Extract the entries in their exact form.
----
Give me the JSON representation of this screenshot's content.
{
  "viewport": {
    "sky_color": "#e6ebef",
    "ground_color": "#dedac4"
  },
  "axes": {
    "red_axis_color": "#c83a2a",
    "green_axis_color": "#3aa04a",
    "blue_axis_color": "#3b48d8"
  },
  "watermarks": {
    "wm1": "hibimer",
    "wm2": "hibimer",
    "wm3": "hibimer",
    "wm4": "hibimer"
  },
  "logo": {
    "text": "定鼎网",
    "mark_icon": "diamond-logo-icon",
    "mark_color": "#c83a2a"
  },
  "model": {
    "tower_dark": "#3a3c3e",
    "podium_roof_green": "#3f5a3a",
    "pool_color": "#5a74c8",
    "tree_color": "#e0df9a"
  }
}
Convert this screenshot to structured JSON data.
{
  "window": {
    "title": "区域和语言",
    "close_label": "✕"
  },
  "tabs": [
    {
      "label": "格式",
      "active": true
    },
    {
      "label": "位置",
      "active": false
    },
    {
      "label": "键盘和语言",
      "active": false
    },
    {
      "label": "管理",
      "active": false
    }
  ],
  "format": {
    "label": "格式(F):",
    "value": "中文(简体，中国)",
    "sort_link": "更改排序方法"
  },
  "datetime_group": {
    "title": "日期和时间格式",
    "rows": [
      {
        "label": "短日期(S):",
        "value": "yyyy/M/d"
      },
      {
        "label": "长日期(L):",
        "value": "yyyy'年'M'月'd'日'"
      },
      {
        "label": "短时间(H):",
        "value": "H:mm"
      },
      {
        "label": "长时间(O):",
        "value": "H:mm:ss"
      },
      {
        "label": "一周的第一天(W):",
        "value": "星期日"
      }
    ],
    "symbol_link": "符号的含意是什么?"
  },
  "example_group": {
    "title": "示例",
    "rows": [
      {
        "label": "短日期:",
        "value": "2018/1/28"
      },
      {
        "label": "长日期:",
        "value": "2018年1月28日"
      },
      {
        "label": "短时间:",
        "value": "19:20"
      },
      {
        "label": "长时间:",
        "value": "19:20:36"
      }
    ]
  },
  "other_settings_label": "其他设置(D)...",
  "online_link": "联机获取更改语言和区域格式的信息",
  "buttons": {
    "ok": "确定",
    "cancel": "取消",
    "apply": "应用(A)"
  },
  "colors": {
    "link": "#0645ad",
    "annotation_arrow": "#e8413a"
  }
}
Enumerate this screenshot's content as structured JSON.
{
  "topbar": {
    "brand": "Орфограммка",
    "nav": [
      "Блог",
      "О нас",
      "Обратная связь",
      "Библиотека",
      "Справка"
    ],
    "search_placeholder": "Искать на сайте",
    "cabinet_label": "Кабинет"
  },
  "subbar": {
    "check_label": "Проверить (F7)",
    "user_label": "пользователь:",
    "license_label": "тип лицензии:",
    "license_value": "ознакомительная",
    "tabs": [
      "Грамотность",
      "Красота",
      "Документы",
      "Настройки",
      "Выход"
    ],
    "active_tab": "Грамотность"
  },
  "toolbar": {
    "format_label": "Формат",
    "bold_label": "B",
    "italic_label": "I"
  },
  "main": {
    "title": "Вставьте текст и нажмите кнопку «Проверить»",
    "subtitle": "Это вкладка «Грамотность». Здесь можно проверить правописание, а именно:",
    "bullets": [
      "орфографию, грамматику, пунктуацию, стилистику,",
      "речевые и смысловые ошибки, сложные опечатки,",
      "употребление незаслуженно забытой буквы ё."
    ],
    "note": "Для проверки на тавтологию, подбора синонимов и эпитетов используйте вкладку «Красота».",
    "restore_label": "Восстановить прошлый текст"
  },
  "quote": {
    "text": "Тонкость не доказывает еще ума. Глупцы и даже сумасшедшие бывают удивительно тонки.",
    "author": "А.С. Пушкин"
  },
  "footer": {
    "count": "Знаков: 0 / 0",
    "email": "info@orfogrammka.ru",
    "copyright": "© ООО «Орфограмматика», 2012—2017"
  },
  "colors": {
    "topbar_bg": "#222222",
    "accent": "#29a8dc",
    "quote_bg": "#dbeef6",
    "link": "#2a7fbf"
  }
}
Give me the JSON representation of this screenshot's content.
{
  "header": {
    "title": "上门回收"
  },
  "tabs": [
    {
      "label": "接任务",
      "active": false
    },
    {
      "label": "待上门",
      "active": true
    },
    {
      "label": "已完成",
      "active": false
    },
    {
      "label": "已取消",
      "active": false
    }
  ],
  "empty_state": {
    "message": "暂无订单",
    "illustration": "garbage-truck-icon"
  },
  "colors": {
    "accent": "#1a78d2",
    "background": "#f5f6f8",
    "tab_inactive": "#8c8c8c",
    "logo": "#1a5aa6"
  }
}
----
— WRITTEN REPLY —
Give me the JSON representation of this screenshot's content.
{
  "viewport": {
    "sky_color": "#e6ebef",
    "ground_color": "#dedac4"
  },
  "axes": {
    "red_axis_color": "#c83a2a",
    "green_axis_color": "#3aa04a",
    "blue_axis_color": "#3b48d8"
  },
  "watermarks": {
    "wm1": "hibimer",
    "wm2": "hibimer",
    "wm3": "hibimer",
    "wm4": "hibimer"
  },
  "logo": {
    "text": "定鼎网",
    "mark_icon": "diamond-logo-icon",
    "mark_color": "#c83a2a"
  },
  "model": {
    "tower_dark": "#3a3c3e",
    "podium_roof_green": "#3f5a3a",
    "pool_color": "#5a74c8",
    "tree_color": "#e0df9a"
  }
}
Convert this screenshot to structured JSON data.
{
  "window": {
    "title": "区域和语言",
    "close_label": "✕"
  },
  "tabs": [
    {
      "label": "格式",
      "active": true
    },
    {
      "label": "位置",
      "active": false
    },
    {
      "label": "键盘和语言",
      "active": false
    },
    {
      "label": "管理",
      "active": false
    }
  ],
  "format": {
    "label": "格式(F):",
    "value": "中文(简体，中国)",
    "sort_link": "更改排序方法"
  },
  "datetime_group": {
    "title": "日期和时间格式",
    "rows": [
      {
        "label": "短日期(S):",
        "value": "yyyy/M/d"
      },
      {
        "label": "长日期(L):",
        "value": "yyyy'年'M'月'd'日'"
      },
      {
        "label": "短时间(H):",
        "value": "H:mm"
      },
      {
        "label": "长时间(O):",
        "value": "H:mm:ss"
      },
      {
        "label": "一周的第一天(W):",
        "value": "星期日"
      }
    ],
    "symbol_link": "符号的含意是什么?"
  },
  "example_group": {
    "title": "示例",
    "rows": [
      {
        "label": "短日期:",
        "value": "2018/1/28"
      },
      {
        "label": "长日期:",
        "value": "2018年1月28日"
      },
      {
        "label": "短时间:",
        "value": "19:20"
      },
      {
        "label": "长时间:",
        "value": "19:20:36"
      }
    ]
  },
  "other_settings_label": "其他设置(D)...",
  "online_link": "联机获取更改语言和区域格式的信息",
  "buttons": {
    "ok": "确定",
    "cancel": "取消",
    "apply": "应用(A)"
  },
  "colors": {
    "link": "#0645ad",
    "annotation_arrow": "#e8413a"
  }
}
Enumerate this screenshot's content as structured JSON.
{
  "topbar": {
    "brand": "Орфограммка",
    "nav": [
      "Блог",
      "О нас",
      "Обратная связь",
      "Библиотека",
      "Справка"
    ],
    "search_placeholder": "Искать на сайте",
    "cabinet_label": "Кабинет"
  },
  "subbar": {
    "check_label": "Проверить (F7)",
    "user_label": "пользователь:",
    "license_label": "тип лицензии:",
    "license_value": "ознакомительная",
    "tabs": [
      "Грамотность",
      "Красота",
      "Документы",
      "Настройки",
      "Выход"
    ],
    "active_tab": "Грамотность"
  },
  "toolbar": {
    "format_label": "Формат",
    "bold_label": "B",
    "italic_label": "I"
  },
  "main": {
    "title": "Вставьте текст и нажмите кнопку «Проверить»",
    "subtitle": "Это вкладка «Грамотность». Здесь можно проверить правописание, а именно:",
    "bullets": [
      "орфографию, грамматику, пунктуацию, стилистику,",
      "речевые и смысловые ошибки, сложные опечатки,",
      "употребление незаслуженно забытой буквы ё."
    ],
    "note": "Для проверки на тавтологию, подбора синонимов и эпитетов используйте вкладку «Красота».",
    "restore_label": "Восстановить прошлый текст"
  },
  "quote": {
    "text": "Тонкость не доказывает еще ума. Глупцы и даже сумасшедшие бывают удивительно тонки.",
    "author": "А.С. Пушкин"
  },
  "footer": {
    "count": "Знаков: 0 / 0",
    "email": "info@orfogrammka.ru",
    "copyright": "© ООО «Орфограмматика», 2012—2017"
  },
  "colors": {
    "topbar_bg": "#222222",
    "accent": "#29a8dc",
    "quote_bg": "#dbeef6",
    "link": "#2a7fbf"
  }
}
Give me the JSON representation of this screenshot's content.
{
  "header": {
    "title": "上门回收"
  },
  "tabs": [
    {
      "label": "接任务",
      "active": false
    },
    {
      "label": "待上门",
      "active": true
    },
    {
      "label": "已完成",
      "active": false
    },
    {
      "label": "已取消",
      "active": false
    }
  ],
  "empty_state": {
    "message": "暂无订单",
    "illustration": "garbage-truck-icon"
  },
  "colors": {
    "accent": "#1a78d2",
    "background": "#f5f6f8",
    "tab_inactive": "#8c8c8c",
    "logo": "#1a5aa6"
  }
}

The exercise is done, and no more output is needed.